● Prompt:
Reply with every entry, repeated exactly as given.

● Supplied data:
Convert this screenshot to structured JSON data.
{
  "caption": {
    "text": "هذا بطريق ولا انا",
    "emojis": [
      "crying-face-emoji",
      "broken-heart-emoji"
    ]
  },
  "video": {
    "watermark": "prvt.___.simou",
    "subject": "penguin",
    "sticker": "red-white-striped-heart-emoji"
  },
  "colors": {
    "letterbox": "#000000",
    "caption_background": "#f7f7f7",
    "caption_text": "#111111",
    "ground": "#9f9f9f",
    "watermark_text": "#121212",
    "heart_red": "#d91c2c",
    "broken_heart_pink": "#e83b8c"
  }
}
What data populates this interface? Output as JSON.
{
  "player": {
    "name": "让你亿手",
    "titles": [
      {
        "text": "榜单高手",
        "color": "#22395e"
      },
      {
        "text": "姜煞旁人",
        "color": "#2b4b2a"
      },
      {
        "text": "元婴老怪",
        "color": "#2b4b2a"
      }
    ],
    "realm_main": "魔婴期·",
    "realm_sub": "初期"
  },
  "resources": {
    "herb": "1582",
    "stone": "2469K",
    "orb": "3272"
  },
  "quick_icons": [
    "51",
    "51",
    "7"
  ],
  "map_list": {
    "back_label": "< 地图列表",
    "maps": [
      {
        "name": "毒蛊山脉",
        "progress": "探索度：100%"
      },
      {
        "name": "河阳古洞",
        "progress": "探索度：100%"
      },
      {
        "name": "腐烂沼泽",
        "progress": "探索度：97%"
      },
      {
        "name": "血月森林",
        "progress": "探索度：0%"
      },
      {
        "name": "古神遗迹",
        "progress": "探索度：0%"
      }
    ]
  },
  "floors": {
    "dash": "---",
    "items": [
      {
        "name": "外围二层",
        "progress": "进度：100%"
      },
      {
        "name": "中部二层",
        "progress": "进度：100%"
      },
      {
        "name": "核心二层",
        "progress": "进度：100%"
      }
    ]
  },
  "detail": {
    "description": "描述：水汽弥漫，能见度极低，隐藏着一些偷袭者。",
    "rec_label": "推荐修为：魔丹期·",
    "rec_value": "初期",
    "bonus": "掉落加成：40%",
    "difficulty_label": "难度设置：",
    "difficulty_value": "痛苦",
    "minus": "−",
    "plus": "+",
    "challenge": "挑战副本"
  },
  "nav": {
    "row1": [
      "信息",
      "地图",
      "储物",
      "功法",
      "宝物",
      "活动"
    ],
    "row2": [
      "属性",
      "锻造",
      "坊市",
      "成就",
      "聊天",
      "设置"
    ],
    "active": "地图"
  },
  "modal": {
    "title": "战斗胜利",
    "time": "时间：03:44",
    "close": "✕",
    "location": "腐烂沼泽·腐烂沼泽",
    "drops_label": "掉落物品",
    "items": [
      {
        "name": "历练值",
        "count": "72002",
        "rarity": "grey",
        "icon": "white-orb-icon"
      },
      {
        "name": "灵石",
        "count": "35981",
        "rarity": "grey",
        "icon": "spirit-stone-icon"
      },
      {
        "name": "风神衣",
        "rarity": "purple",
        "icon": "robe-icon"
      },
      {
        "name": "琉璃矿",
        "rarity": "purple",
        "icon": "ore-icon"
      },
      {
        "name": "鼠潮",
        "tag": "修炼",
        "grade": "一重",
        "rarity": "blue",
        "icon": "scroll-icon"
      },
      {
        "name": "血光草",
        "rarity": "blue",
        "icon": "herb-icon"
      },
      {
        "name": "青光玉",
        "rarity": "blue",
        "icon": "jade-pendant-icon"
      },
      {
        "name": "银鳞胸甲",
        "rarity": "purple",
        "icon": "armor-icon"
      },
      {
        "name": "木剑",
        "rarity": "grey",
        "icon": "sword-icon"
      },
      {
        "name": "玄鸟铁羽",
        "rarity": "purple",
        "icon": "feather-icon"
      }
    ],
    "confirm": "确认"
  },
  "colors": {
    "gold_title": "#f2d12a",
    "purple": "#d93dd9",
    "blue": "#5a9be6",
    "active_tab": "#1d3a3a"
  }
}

● Solution below:
Convert this screenshot to structured JSON data.
{
  "caption": {
    "text": "هذا بطريق ولا انا",
    "emojis": [
      "crying-face-emoji",
      "broken-heart-emoji"
    ]
  },
  "video": {
    "watermark": "prvt.___.simou",
    "subject": "penguin",
    "sticker": "red-white-striped-heart-emoji"
  },
  "colors": {
    "letterbox": "#000000",
    "caption_background": "#f7f7f7",
    "caption_text": "#111111",
    "ground": "#9f9f9f",
    "watermark_text": "#121212",
    "heart_red": "#d91c2c",
    "broken_heart_pink": "#e83b8c"
  }
}
What data populates this interface? Output as JSON.
{
  "player": {
    "name": "让你亿手",
    "titles": [
      {
        "text": "榜单高手",
        "color": "#22395e"
      },
      {
        "text": "姜煞旁人",
        "color": "#2b4b2a"
      },
      {
        "text": "元婴老怪",
        "color": "#2b4b2a"
      }
    ],
    "realm_main": "魔婴期·",
    "realm_sub": "初期"
  },
  "resources": {
    "herb": "1582",
    "stone": "2469K",
    "orb": "3272"
  },
  "quick_icons": [
    "51",
    "51",
    "7"
  ],
  "map_list": {
    "back_label": "< 地图列表",
    "maps": [
      {
        "name": "毒蛊山脉",
        "progress": "探索度：100%"
      },
      {
        "name": "河阳古洞",
        "progress": "探索度：100%"
      },
      {
        "name": "腐烂沼泽",
        "progress": "探索度：97%"
      },
      {
        "name": "血月森林",
        "progress": "探索度：0%"
      },
      {
        "name": "古神遗迹",
        "progress": "探索度：0%"
      }
    ]
  },
  "floors": {
    "dash": "---",
    "items": [
      {
        "name": "外围二层",
        "progress": "进度：100%"
      },
      {
        "name": "中部二层",
        "progress": "进度：100%"
      },
      {
        "name": "核心二层",
        "progress": "进度：100%"
      }
    ]
  },
  "detail": {
    "description": "描述：水汽弥漫，能见度极低，隐藏着一些偷袭者。",
    "rec_label": "推荐修为：魔丹期·",
    "rec_value": "初期",
    "bonus": "掉落加成：40%",
    "difficulty_label": "难度设置：",
    "difficulty_value": "痛苦",
    "minus": "−",
    "plus": "+",
    "challenge": "挑战副本"
  },
  "nav": {
    "row1": [
      "信息",
      "地图",
      "储物",
      "功法",
      "宝物",
      "活动"
    ],
    "row2": [
      "属性",
      "锻造",
      "坊市",
      "成就",
      "聊天",
      "设置"
    ],
    "active": "地图"
  },
  "modal": {
    "title": "战斗胜利",
    "time": "时间：03:44",
    "close": "✕",
    "location": "腐烂沼泽·腐烂沼泽",
    "drops_label": "掉落物品",
    "items": [
      {
        "name": "历练值",
        "count": "72002",
        "rarity": "grey",
        "icon": "white-orb-icon"
      },
      {
        "name": "灵石",
        "count": "35981",
        "rarity": "grey",
        "icon": "spirit-stone-icon"
      },
      {
        "name": "风神衣",
        "rarity": "purple",
        "icon": "robe-icon"
      },
      {
        "name": "琉璃矿",
        "rarity": "purple",
        "icon": "ore-icon"
      },
      {
        "name": "鼠潮",
        "tag": "修炼",
        "grade": "一重",
        "rarity": "blue",
        "icon": "scroll-icon"
      },
      {
        "name": "血光草",
        "rarity": "blue",
        "icon": "herb-icon"
      },
      {
        "name": "青光玉",
        "rarity": "blue",
        "icon": "jade-pendant-icon"
      },
      {
        "name": "银鳞胸甲",
        "rarity": "purple",
        "icon": "armor-icon"
      },
      {
        "name": "木剑",
        "rarity": "grey",
        "icon": "sword-icon"
      },
      {
        "name": "玄鸟铁羽",
        "rarity": "purple",
        "icon": "feather-icon"
      }
    ],
    "confirm": "确认"
  },
  "colors": {
    "gold_title": "#f2d12a",
    "purple": "#d93dd9",
    "blue": "#5a9be6",
    "active_tab": "#1d3a3a"
  }
}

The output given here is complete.